As a budding entrepreneur with an idea for a new business of product, it can be hard to know where to start to transform that idea into a reality.
Curtin University’s Ignition aims to do just that with its week-long intensive entrepreneurial program packed full with practical sessions, lectures from business experts and the opportunity to network with the entrepreneurial business community.
Program director Jane Garrett says Ignition is open to ideas from all aspects of business and no prior business experience is needed to apply.
“Ignition is industry agnostic, so we accept people with ideas and businesses from any market sector,” she says. “The only essential criteria is that the idea or businesses has a large market potential. All applications to Ignition are assessed to ensure they adhere to the assessment criteria: the novelty of the business or idea innovation, the likelihood of business sustainability, and a large market potential.
“We encourage applications to Ignition by the owner or originator of the idea or business and specifically encourage new and aspiring entrepreneurs with limited experience of starting a business to attend, as they will gain the most value from the program. Passion and ambition to take the idea forward and make it happen are highly important attributes for success at Ignition and more important than prior business skills.”
Each day in the program focusses on a different aspect of business as Barrett explains. “Monday is marketing, Tuesday is business models, Wednesday is finance and Thursday is all about team building and presentation skills. In mentor sessions delegates apply the knowledge gained in the morning to their own ideas and businesses and build the 10 minute business plan or investor presentation that they will deliver in the pitch panels on Friday afternoon.
“For those seeking investment it is an opportunity to trial their pitches in a ‘safe’ environment and offers the opportunity to meet investors and go forward if there is interest. The sense of relief after delivering their pitch is immense; many say they need a drink!”
Among the applications on offer for the program are 10 female scholarships. Barrett says that encouraging more female entrepreneurs through these scholarships has seen a rise in female participation.
“Women, specifically older women who were brought up to ‘service the needs of their husbands and bring up the children’, may not have had the same opportunity as men, so may need some extra help to ‘get going’. Not necessarily by providing knowledge but by providing them the ability to think ‘I can’.

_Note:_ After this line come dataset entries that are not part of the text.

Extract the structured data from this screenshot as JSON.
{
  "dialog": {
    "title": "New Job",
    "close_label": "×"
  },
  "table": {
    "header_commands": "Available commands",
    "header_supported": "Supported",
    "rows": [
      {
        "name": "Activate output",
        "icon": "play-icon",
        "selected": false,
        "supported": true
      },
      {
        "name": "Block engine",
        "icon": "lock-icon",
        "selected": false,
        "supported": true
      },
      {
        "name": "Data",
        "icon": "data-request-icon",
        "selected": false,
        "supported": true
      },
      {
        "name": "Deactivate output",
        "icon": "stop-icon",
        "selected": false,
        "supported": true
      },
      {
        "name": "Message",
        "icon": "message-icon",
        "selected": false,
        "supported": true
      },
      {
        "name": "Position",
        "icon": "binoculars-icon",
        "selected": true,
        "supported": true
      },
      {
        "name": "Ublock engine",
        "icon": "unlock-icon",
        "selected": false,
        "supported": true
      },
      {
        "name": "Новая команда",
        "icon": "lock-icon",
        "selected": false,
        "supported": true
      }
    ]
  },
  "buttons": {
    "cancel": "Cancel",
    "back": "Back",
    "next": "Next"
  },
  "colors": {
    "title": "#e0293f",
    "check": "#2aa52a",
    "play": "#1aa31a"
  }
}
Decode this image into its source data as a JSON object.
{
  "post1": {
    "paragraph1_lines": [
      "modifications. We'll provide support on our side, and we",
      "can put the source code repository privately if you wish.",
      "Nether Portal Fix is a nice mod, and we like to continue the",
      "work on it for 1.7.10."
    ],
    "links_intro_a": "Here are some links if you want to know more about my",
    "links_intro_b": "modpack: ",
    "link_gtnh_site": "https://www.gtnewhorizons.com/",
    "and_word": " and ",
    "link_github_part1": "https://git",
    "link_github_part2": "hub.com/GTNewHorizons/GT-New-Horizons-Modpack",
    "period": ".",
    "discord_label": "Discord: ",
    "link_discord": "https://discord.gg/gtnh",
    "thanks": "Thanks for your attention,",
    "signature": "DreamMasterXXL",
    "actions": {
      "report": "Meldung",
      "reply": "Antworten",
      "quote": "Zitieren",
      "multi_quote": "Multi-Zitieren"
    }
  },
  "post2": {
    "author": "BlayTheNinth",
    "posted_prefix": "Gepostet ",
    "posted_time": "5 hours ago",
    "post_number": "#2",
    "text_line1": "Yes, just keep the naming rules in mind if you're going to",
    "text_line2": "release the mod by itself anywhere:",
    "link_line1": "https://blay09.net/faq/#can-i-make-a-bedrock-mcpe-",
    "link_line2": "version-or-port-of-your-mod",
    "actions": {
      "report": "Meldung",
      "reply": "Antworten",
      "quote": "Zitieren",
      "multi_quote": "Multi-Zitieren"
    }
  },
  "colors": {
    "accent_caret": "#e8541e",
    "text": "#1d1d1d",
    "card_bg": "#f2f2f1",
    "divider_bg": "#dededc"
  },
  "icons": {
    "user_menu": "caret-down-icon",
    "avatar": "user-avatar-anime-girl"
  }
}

“Thankfully that world has now changed and women are better able to compete with their male counterparts in business. The Department of Local Government and Communities are sponsoring 10 places on Ignition for female entrepreneurs. They have supported Ignition for the last two years and in that time, female participation in Ignition has risen from 27 per cent in 2013 to 46 per cent in 2014.”
One of the many successful ideas to come out of past Ignition programs was created by mum and housewife, Erica Ferguson.
“As golfer she had a concept for a device to put on sunscreen without getting cream over your hands. We remember Erica as being very nervous prior to delivering her 10 minute pitch but she did it and since Ignition has brought her concept to market as sunSmudg!”
“Other notable examples include Sharon Grosser from SEQTA software, as well as Steve Carolan from CV Check and Clinton House, and Sam Judd has given up her day job to focus on her growing business that produces the FlipLid lunchbox and is going forward to look at other innovative new products.”
Applications are now open for Ignition which runs from Sunday, August 23, to Friday, August 28, at Curtin University.